## Supplied entries

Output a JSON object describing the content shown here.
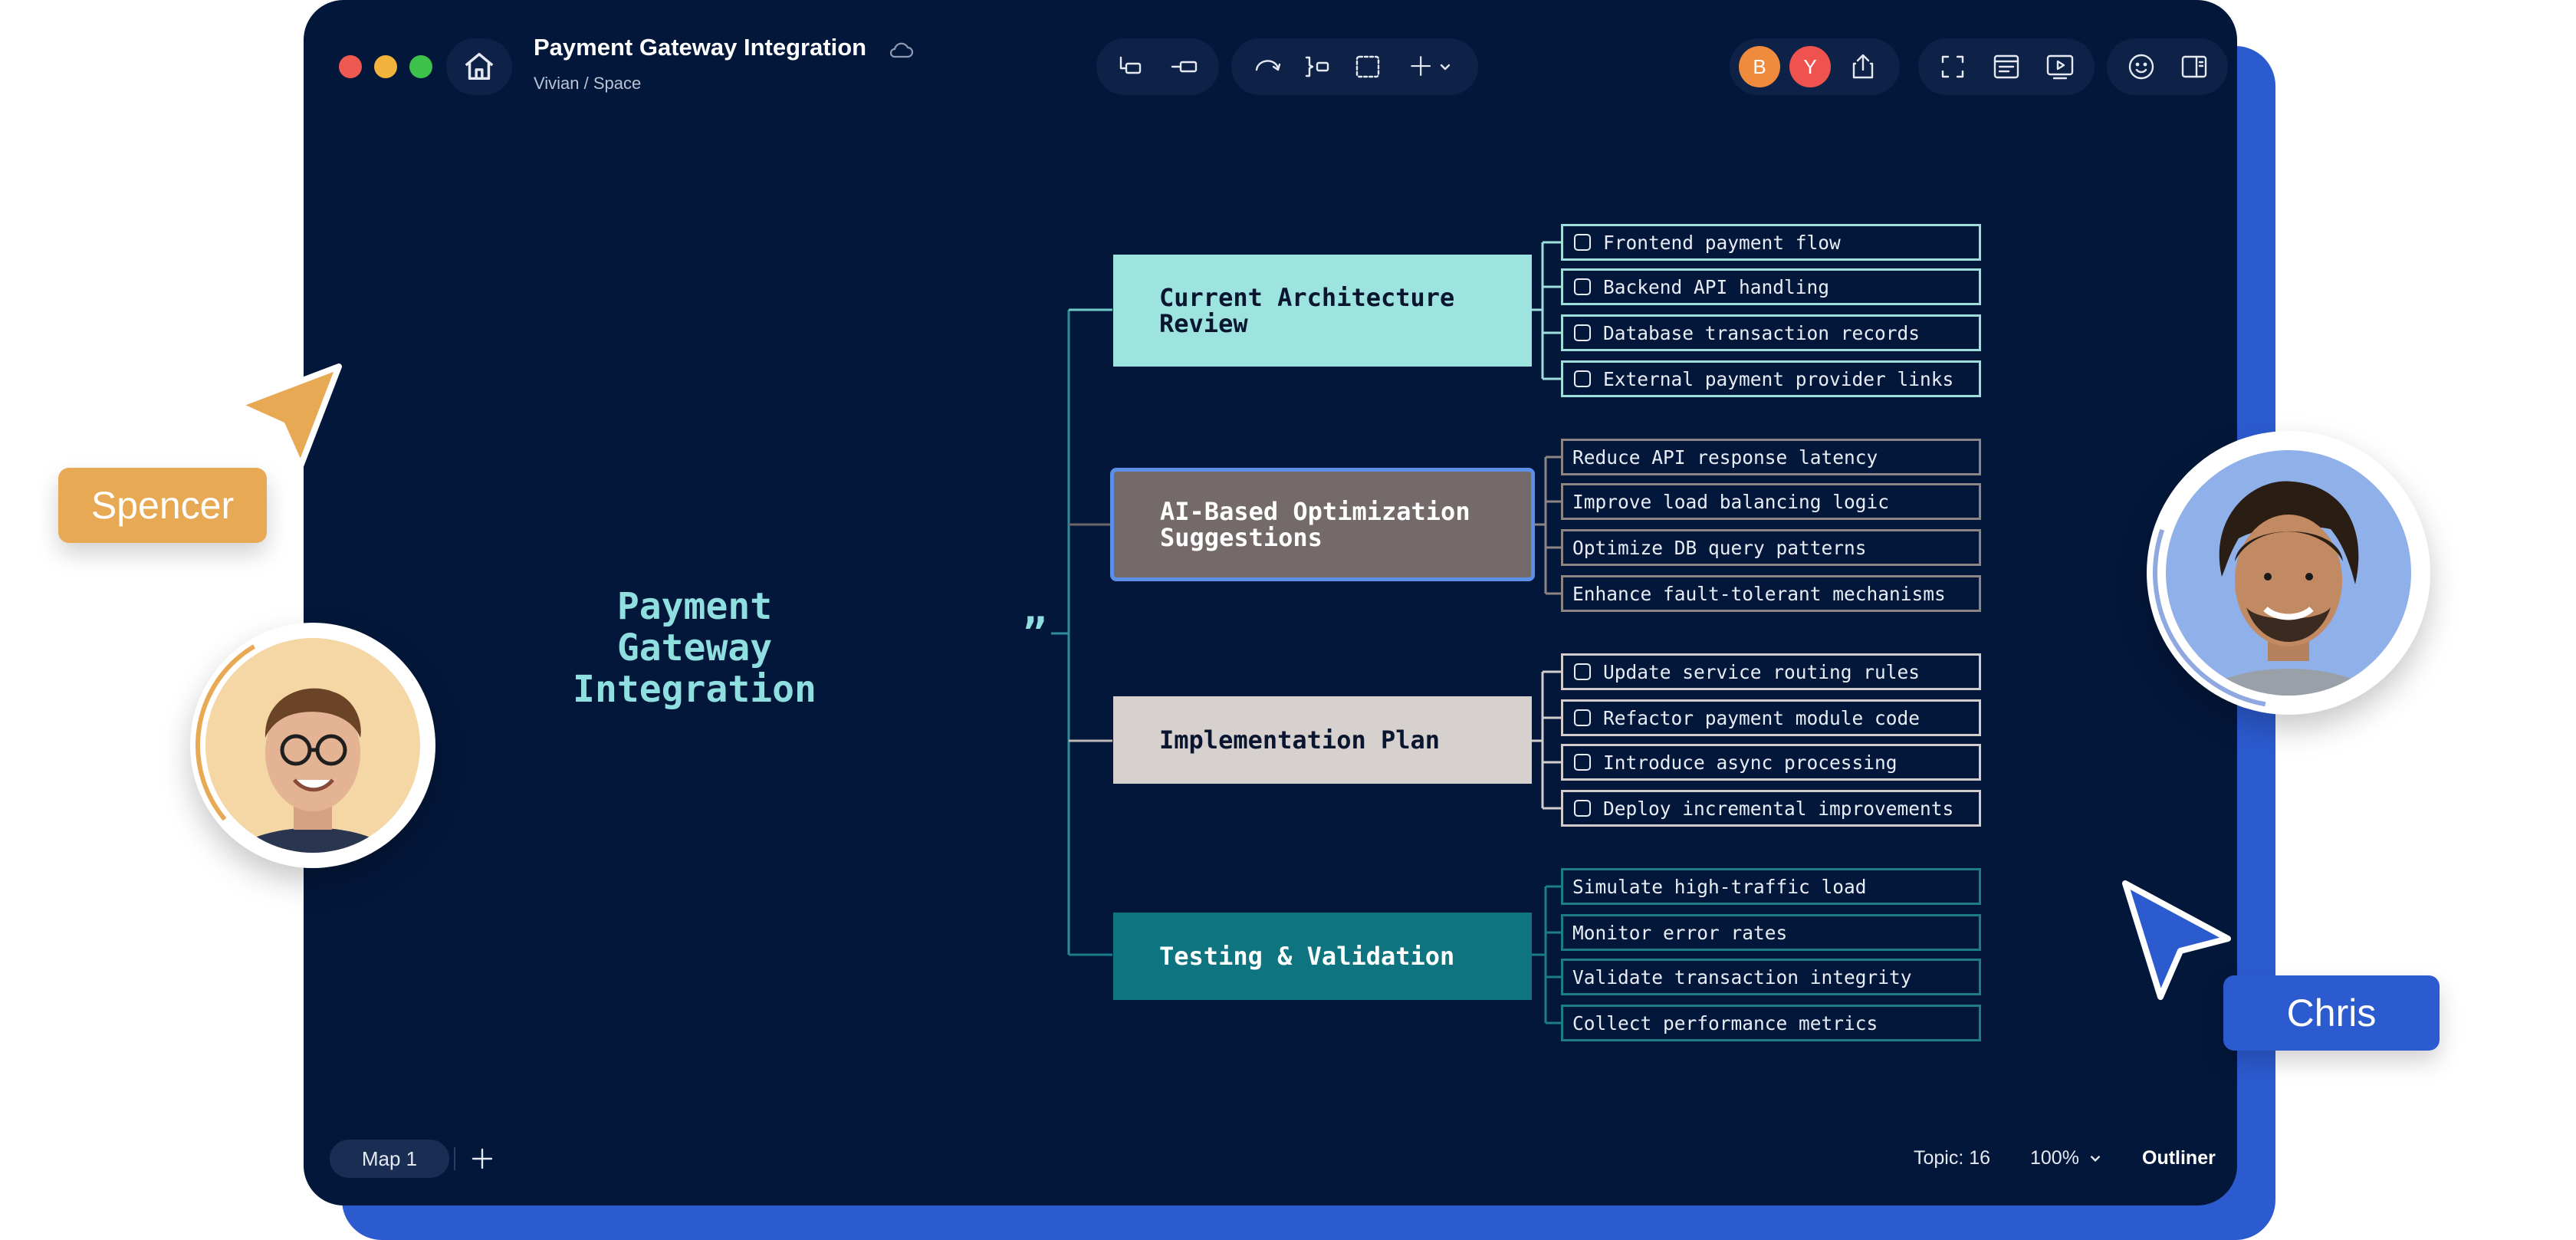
{
  "window": {
    "title": "Payment Gateway Integration",
    "breadcrumb": "Vivian / Space"
  },
  "toolbar": {
    "left_tools": [
      "insert-subtopic-icon",
      "insert-topic-icon"
    ],
    "mid_tools": [
      "relationship-icon",
      "summary-icon",
      "boundary-icon",
      "add-icon"
    ],
    "collaborators": [
      {
        "initial": "B",
        "color": "#f08a3c"
      },
      {
        "initial": "Y",
        "color": "#ef5350"
      }
    ],
    "right_tools": [
      "fullscreen-icon",
      "outline-view-icon",
      "present-icon"
    ],
    "far_tools": [
      "emoji-icon",
      "side-panel-icon"
    ]
  },
  "map": {
    "central_topic": "Payment Gateway\nIntegration",
    "branches": [
      {
        "title": "Current Architecture\nReview",
        "bg": "#9de3e0",
        "text_color": "#0a1630",
        "leaf_border": "#9fdcdc",
        "checkbox": true,
        "items": [
          "Frontend payment flow",
          "Backend API handling",
          "Database transaction records",
          "External payment provider links"
        ]
      },
      {
        "title": "AI-Based Optimization\nSuggestions",
        "bg": "#746a69",
        "text_color": "#ffffff",
        "leaf_border": "#8c8584",
        "checkbox": false,
        "items": [
          "Reduce API response latency",
          "Improve load balancing logic",
          "Optimize DB query patterns",
          "Enhance fault-tolerant mechanisms"
        ]
      },
      {
        "title": "Implementation Plan",
        "bg": "#d6d0cf",
        "text_color": "#0a1630",
        "leaf_border": "#d2cdcc",
        "checkbox": true,
        "items": [
          "Update service routing rules",
          "Refactor payment module code",
          "Introduce async processing",
          "Deploy incremental improvements"
        ]
      },
      {
        "title": "Testing & Validation",
        "bg": "#0e7480",
        "text_color": "#ffffff",
        "leaf_border": "#1c7d88",
        "checkbox": false,
        "items": [
          "Simulate high-traffic load",
          "Monitor error rates",
          "Validate transaction integrity",
          "Collect performance metrics"
        ]
      }
    ]
  },
  "footer": {
    "sheet_tab": "Map 1",
    "topic_count": "Topic: 16",
    "zoom": "100%",
    "outliner": "Outliner"
  },
  "collaborator_cursors": {
    "spencer": {
      "name": "Spencer",
      "color": "#e8a955"
    },
    "chris": {
      "name": "Chris",
      "color": "#2c5bd0"
    }
  }
}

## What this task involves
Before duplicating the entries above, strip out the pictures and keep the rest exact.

## The answer
Output a JSON object describing the content shown here.
{
  "window": {
    "title": "Payment Gateway Integration",
    "breadcrumb": "Vivian / Space"
  },
  "toolbar": {
    "left_tools": [
      "insert-subtopic-icon",
      "insert-topic-icon"
    ],
    "mid_tools": [
      "relationship-icon",
      "summary-icon",
      "boundary-icon",
      "add-icon"
    ],
    "collaborators": [
      {
        "initial": "B",
        "color": "#f08a3c"
      },
      {
        "initial": "Y",
        "color": "#ef5350"
      }
    ],
    "right_tools": [
      "fullscreen-icon",
      "outline-view-icon",
      "present-icon"
    ],
    "far_tools": [
      "emoji-icon",
      "side-panel-icon"
    ]
  },
  "map": {
    "central_topic": "Payment Gateway\nIntegration",
    "branches": [
      {
        "title": "Current Architecture\nReview",
        "bg": "#9de3e0",
        "text_color": "#0a1630",
        "leaf_border": "#9fdcdc",
        "checkbox": true,
        "items": [
          "Frontend payment flow",
          "Backend API handling",
          "Database transaction records",
          "External payment provider links"
        ]
      },
      {
        "title": "AI-Based Optimization\nSuggestions",
        "bg": "#746a69",
        "text_color": "#ffffff",
        "leaf_border": "#8c8584",
        "checkbox": false,
        "items": [
          "Reduce API response latency",
          "Improve load balancing logic",
          "Optimize DB query patterns",
          "Enhance fault-tolerant mechanisms"
        ]
      },
      {
        "title": "Implementation Plan",
        "bg": "#d6d0cf",
        "text_color": "#0a1630",
        "leaf_border": "#d2cdcc",
        "checkbox": true,
        "items": [
          "Update service routing rules",
          "Refactor payment module code",
          "Introduce async processing",
          "Deploy incremental improvements"
        ]
      },
      {
        "title": "Testing & Validation",
        "bg": "#0e7480",
        "text_color": "#ffffff",
        "leaf_border": "#1c7d88",
        "checkbox": false,
        "items": [
          "Simulate high-traffic load",
          "Monitor error rates",
          "Validate transaction integrity",
          "Collect performance metrics"
        ]
      }
    ]
  },
  "footer": {
    "sheet_tab": "Map 1",
    "topic_count": "Topic: 16",
    "zoom": "100%",
    "outliner": "Outliner"
  },
  "collaborator_cursors": {
    "spencer": {
      "name": "Spencer",
      "color": "#e8a955"
    },
    "chris": {
      "name": "Chris",
      "color": "#2c5bd0"
    }
  }
}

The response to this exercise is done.